Link’s Awakening is filled with such stories, most notably that of Marin, who may be the most important non-player character in Zelda history for all she did to change the subsequent presentation of NPCs. Link’s Awakening starts and ends with Marin. After Link is shipwrecked on Koholint, she finds him, wakes him up, and returns his shield. Several times throughout the quest, Link will return to Marin and her village for vital plot developments and item acquisition. What’s best about this is that, perhaps in part due to Link’s Awakening’s story, Marin and her father, Tarin, feel like living, breathing residents of Koholint rather than simply NPCs. They don’t just serve as motivators because the plot requires them to; rather, the plot develops as it does, for the world at large, because of their actions. They don’t just serve as specific checkpoints in time for Link’s quest, either; they remain relevant throughout.
The culmination of this character development is the brief period Link spends with Marin before going to Yarna desert. Marin and Link bond through a series of events, some of which are entirely optional. They’re well-scripted, so that they give you a sense of a developing friendship, even romance, between these two characters. The moments play to the game’s strengths, integrating its unique brand of humor and world-building, and Marin even interacts with a formerly inconsequential NPC. Marin allows for some permanence in the world of Koholint, allowing you to experience the game as a character study.
Their stories help drive the larger plot while still feeling like individual experiences, which makes them extremely relevant and extremely personal, all at once. This means the stories start from the right point — as personal experiences — and gradually evolve to help us empathize with and care about the world at large.

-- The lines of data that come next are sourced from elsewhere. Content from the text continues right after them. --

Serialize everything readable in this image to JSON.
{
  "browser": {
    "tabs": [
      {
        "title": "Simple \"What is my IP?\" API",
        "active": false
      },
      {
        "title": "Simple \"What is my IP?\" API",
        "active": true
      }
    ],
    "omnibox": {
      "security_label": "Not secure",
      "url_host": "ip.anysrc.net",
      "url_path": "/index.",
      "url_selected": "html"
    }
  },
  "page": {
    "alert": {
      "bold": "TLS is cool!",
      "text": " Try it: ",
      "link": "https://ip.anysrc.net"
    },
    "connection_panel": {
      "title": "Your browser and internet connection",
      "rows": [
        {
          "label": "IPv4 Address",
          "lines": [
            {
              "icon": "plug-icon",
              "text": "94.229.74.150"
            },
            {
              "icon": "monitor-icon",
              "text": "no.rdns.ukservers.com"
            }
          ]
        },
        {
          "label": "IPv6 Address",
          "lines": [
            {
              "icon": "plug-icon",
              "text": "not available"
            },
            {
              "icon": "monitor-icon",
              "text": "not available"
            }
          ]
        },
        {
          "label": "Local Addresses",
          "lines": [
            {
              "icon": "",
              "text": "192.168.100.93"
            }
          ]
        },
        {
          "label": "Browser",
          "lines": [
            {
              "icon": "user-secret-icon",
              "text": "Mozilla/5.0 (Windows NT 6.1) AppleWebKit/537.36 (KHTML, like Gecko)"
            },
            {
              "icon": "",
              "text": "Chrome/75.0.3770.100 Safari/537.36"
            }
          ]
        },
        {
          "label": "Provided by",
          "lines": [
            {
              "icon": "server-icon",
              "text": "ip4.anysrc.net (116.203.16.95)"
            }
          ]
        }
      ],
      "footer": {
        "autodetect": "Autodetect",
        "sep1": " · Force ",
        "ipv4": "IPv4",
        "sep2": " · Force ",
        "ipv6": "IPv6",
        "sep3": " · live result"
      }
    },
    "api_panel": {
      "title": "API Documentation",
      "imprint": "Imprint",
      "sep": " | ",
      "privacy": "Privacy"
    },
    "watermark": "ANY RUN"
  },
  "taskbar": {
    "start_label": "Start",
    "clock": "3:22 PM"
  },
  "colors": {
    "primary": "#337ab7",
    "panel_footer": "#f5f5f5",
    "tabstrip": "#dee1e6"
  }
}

Again, A Link to the Past touched on this. We met Zelda first, became familiarized with the Light World first, and learned what was at stake at the very beginning of the game. From there, the story expands outward. However, Link still felt incidental to Hyrule, an essential part of its story but not a driving force in its development.
Link’s Awakening expands both inward and outward, enriching character relationships as the scope of the plot becomes clearer. At first, we’re trying to unravel the mystery of how to get Link out of difficult situations, by getting his shield, then his sword. Very quickly, the mystery becomes the question of what the island itself is. It is, of course, the Wind Fish’s dream. Once that mystery is solved, it’s Link’s job to awaken the Wind Fish, in turn awakening himself and turning the island into nothing but a memory.
Because the personal stories have continued to develop alongside the story of the world itself, none of the scope of the story is lost. The story still feels huge and ambitious. Perhaps it being so different was liberating, but a similar approach was applied to Ocarina of Time, with the nature of every section of the overworld becoming something of an unraveling mystery. In other words, the personal stories have come to enhance the lore, and Link’s Awakening can be thanked for that.
Hanyou has worked for the article staff, both as a writer and as an editor, for over a year. He has also been an active member of the Zelda Dungeon forums since 2008 and an avid fan of the Zelda franchise since 1998. He has degrees in writing.